RECORDS SHOWN
····················

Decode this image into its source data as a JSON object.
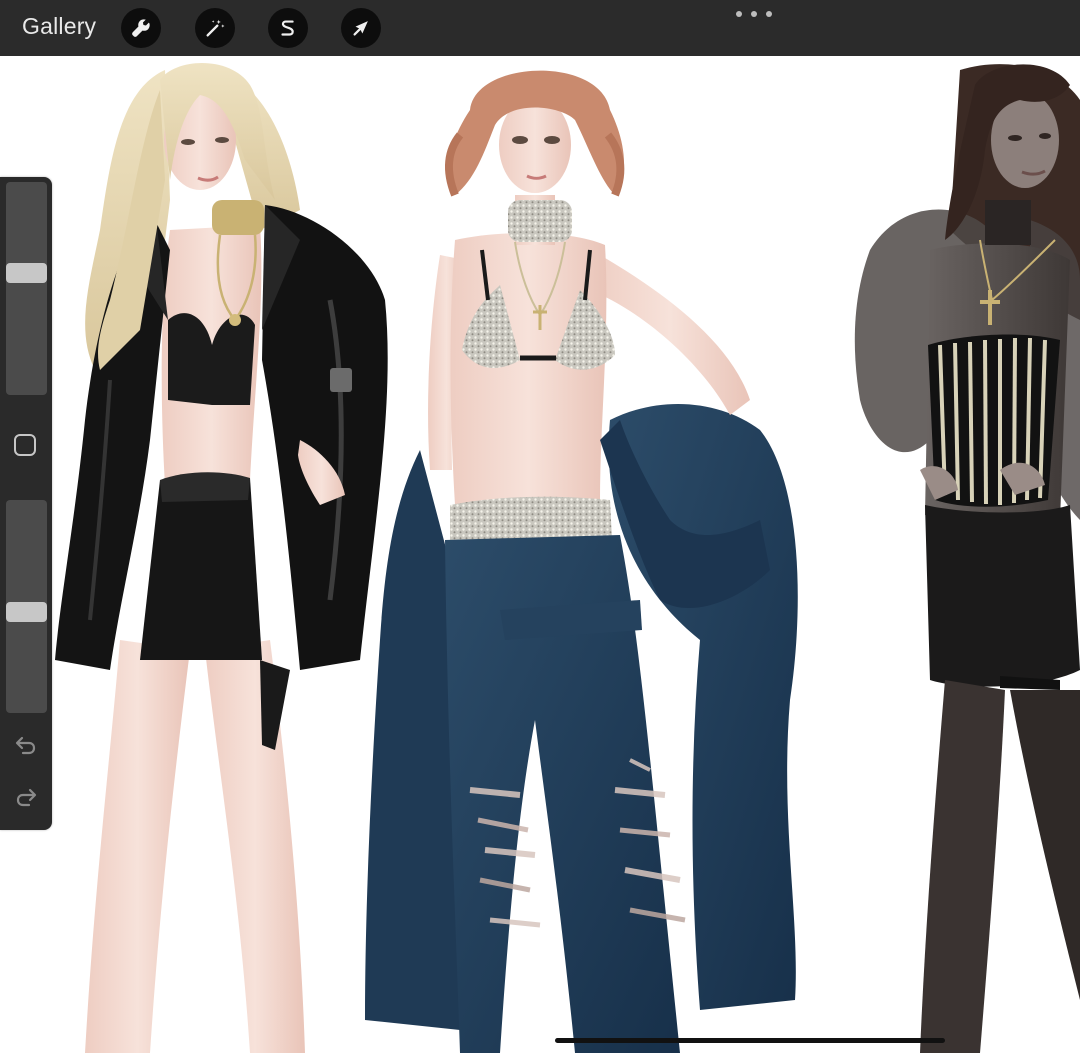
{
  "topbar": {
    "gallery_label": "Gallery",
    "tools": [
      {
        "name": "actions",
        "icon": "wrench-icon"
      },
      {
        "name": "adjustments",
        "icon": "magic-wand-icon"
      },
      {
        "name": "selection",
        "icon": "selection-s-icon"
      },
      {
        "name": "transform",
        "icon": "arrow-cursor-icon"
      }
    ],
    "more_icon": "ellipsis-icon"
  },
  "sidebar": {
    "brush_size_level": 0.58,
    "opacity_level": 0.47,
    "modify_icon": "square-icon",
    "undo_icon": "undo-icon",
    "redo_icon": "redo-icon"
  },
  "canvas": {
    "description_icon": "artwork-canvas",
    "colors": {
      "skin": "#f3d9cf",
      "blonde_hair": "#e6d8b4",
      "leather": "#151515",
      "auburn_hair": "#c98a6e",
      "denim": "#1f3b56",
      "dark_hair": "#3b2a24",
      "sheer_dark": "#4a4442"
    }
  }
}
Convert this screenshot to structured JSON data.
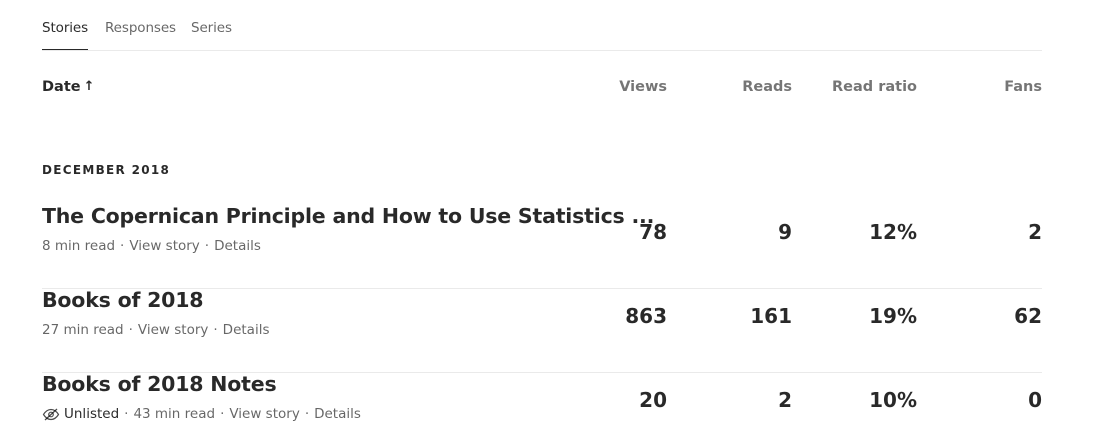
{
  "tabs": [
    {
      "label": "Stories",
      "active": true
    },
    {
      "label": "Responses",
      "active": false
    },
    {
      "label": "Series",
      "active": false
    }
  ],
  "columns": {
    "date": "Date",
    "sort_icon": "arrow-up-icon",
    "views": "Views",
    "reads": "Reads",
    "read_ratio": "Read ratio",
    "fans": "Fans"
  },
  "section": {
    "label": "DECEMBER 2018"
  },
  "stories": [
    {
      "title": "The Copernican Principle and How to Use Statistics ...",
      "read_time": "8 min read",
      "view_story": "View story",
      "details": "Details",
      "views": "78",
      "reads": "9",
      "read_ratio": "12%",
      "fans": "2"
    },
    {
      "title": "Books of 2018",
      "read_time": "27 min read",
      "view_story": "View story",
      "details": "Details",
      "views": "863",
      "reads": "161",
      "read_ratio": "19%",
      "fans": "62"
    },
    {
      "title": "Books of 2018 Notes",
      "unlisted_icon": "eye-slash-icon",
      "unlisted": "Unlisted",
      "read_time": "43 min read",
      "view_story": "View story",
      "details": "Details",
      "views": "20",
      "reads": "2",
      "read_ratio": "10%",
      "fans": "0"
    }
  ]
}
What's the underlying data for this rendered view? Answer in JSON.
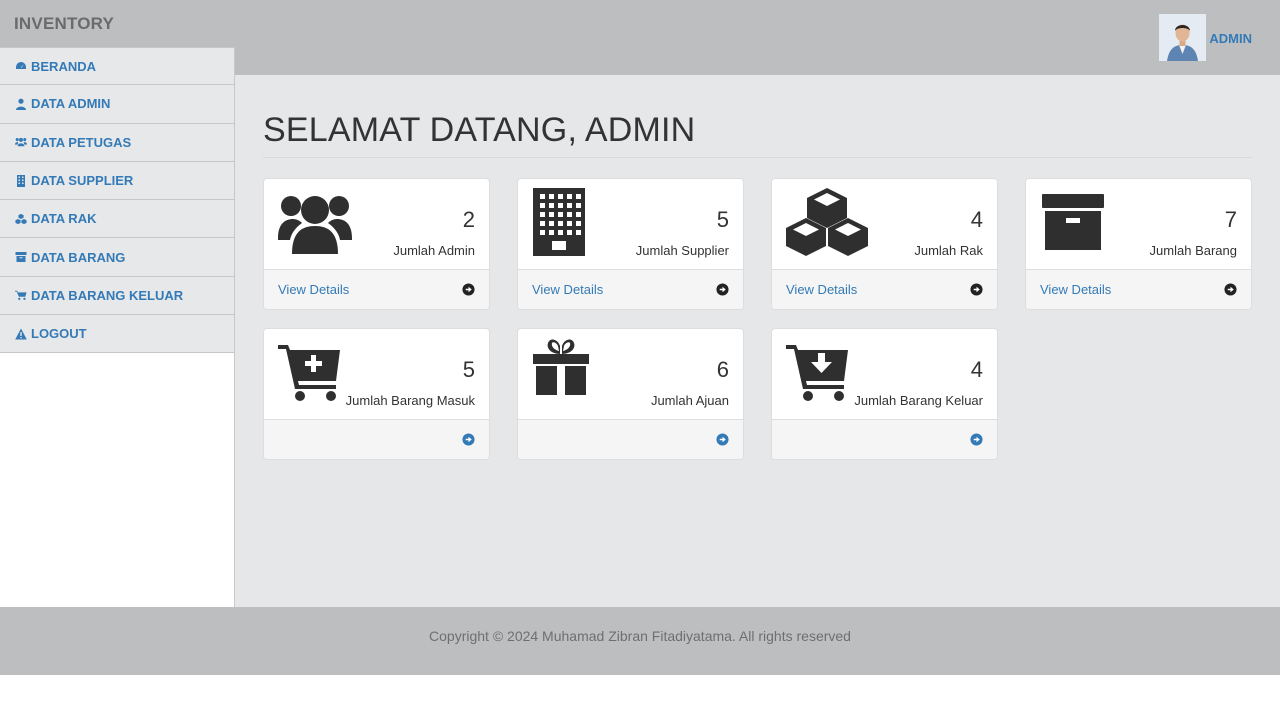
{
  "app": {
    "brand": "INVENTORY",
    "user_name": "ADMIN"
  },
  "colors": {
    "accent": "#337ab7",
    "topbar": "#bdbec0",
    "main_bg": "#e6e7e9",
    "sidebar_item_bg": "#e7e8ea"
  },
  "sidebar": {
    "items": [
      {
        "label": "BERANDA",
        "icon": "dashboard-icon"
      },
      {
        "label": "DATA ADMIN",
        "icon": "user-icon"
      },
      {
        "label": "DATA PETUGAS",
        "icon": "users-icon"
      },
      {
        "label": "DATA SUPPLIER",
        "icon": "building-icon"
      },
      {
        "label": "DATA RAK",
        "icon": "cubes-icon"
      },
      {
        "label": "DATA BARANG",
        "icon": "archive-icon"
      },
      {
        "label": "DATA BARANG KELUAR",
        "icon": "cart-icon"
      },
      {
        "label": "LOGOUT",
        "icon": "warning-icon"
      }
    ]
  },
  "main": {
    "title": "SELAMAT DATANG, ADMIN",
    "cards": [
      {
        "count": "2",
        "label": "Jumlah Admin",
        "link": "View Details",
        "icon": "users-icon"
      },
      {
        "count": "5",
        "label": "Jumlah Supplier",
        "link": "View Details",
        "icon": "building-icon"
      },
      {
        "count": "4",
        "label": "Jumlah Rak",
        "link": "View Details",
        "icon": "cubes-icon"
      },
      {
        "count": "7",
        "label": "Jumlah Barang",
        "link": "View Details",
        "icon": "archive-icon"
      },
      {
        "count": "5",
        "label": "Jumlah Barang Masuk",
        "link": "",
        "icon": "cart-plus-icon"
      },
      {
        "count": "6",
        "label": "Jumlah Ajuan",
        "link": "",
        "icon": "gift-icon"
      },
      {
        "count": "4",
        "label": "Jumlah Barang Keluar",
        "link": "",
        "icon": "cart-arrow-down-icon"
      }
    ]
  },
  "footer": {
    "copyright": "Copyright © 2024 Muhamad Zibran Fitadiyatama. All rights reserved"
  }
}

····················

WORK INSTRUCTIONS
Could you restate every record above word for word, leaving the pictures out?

RESPONSE
Decode this image into its source data as a JSON object.
{
  "topbar": {
    "gallery_label": "Gallery",
    "tools": [
      {
        "name": "actions",
        "icon": "wrench-icon"
      },
      {
        "name": "adjustments",
        "icon": "magic-wand-icon"
      },
      {
        "name": "selection",
        "icon": "selection-s-icon"
      },
      {
        "name": "transform",
        "icon": "arrow-cursor-icon"
      }
    ],
    "more_icon": "ellipsis-icon"
  },
  "sidebar": {
    "brush_size_level": 0.58,
    "opacity_level": 0.47,
    "modify_icon": "square-icon",
    "undo_icon": "undo-icon",
    "redo_icon": "redo-icon"
  },
  "canvas": {
    "description_icon": "artwork-canvas",
    "colors": {
      "skin": "#f3d9cf",
      "blonde_hair": "#e6d8b4",
      "leather": "#151515",
      "auburn_hair": "#c98a6e",
      "denim": "#1f3b56",
      "dark_hair": "#3b2a24",
      "sheer_dark": "#4a4442"
    }
  }
}
Convert this screenshot to structured JSON data.
{
  "tabs": [
    {
      "label": "Stories",
      "active": true
    },
    {
      "label": "Responses",
      "active": false
    },
    {
      "label": "Series",
      "active": false
    }
  ],
  "columns": {
    "date": "Date",
    "sort_icon": "arrow-up-icon",
    "views": "Views",
    "reads": "Reads",
    "read_ratio": "Read ratio",
    "fans": "Fans"
  },
  "section": {
    "label": "DECEMBER 2018"
  },
  "stories": [
    {
      "title": "The Copernican Principle and How to Use Statistics ...",
      "read_time": "8 min read",
      "view_story": "View story",
      "details": "Details",
      "views": "78",
      "reads": "9",
      "read_ratio": "12%",
      "fans": "2"
    },
    {
      "title": "Books of 2018",
      "read_time": "27 min read",
      "view_story": "View story",
      "details": "Details",
      "views": "863",
      "reads": "161",
      "read_ratio": "19%",
      "fans": "62"
    },
    {
      "title": "Books of 2018 Notes",
      "unlisted_icon": "eye-slash-icon",
      "unlisted": "Unlisted",
      "read_time": "43 min read",
      "view_story": "View story",
      "details": "Details",
      "views": "20",
      "reads": "2",
      "read_ratio": "10%",
      "fans": "0"
    }
  ]
}
What's the underlying data for this rendered view? Answer in JSON.
{
  "app": {
    "brand": "INVENTORY",
    "user_name": "ADMIN"
  },
  "colors": {
    "accent": "#337ab7",
    "topbar": "#bdbec0",
    "main_bg": "#e6e7e9",
    "sidebar_item_bg": "#e7e8ea"
  },
  "sidebar": {
    "items": [
      {
        "label": "BERANDA",
        "icon": "dashboard-icon"
      },
      {
        "label": "DATA ADMIN",
        "icon": "user-icon"
      },
      {
        "label": "DATA PETUGAS",
        "icon": "users-icon"
      },
      {
        "label": "DATA SUPPLIER",
        "icon": "building-icon"
      },
      {
        "label": "DATA RAK",
        "icon": "cubes-icon"
      },
      {
        "label": "DATA BARANG",
        "icon": "archive-icon"
      },
      {
        "label": "DATA BARANG KELUAR",
        "icon": "cart-icon"
      },
      {
        "label": "LOGOUT",
        "icon": "warning-icon"
      }
    ]
  },
  "main": {
    "title": "SELAMAT DATANG, ADMIN",
    "cards": [
      {
        "count": "2",
        "label": "Jumlah Admin",
        "link": "View Details",
        "icon": "users-icon"
      },
      {
        "count": "5",
        "label": "Jumlah Supplier",
        "link": "View Details",
        "icon": "building-icon"
      },
      {
        "count": "4",
        "label": "Jumlah Rak",
        "link": "View Details",
        "icon": "cubes-icon"
      },
      {
        "count": "7",
        "label": "Jumlah Barang",
        "link": "View Details",
        "icon": "archive-icon"
      },
      {
        "count": "5",
        "label": "Jumlah Barang Masuk",
        "link": "",
        "icon": "cart-plus-icon"
      },
      {
        "count": "6",
        "label": "Jumlah Ajuan",
        "link": "",
        "icon": "gift-icon"
      },
      {
        "count": "4",
        "label": "Jumlah Barang Keluar",
        "link": "",
        "icon": "cart-arrow-down-icon"
      }
    ]
  },
  "footer": {
    "copyright": "Copyright © 2024 Muhamad Zibran Fitadiyatama. All rights reserved"
  }
}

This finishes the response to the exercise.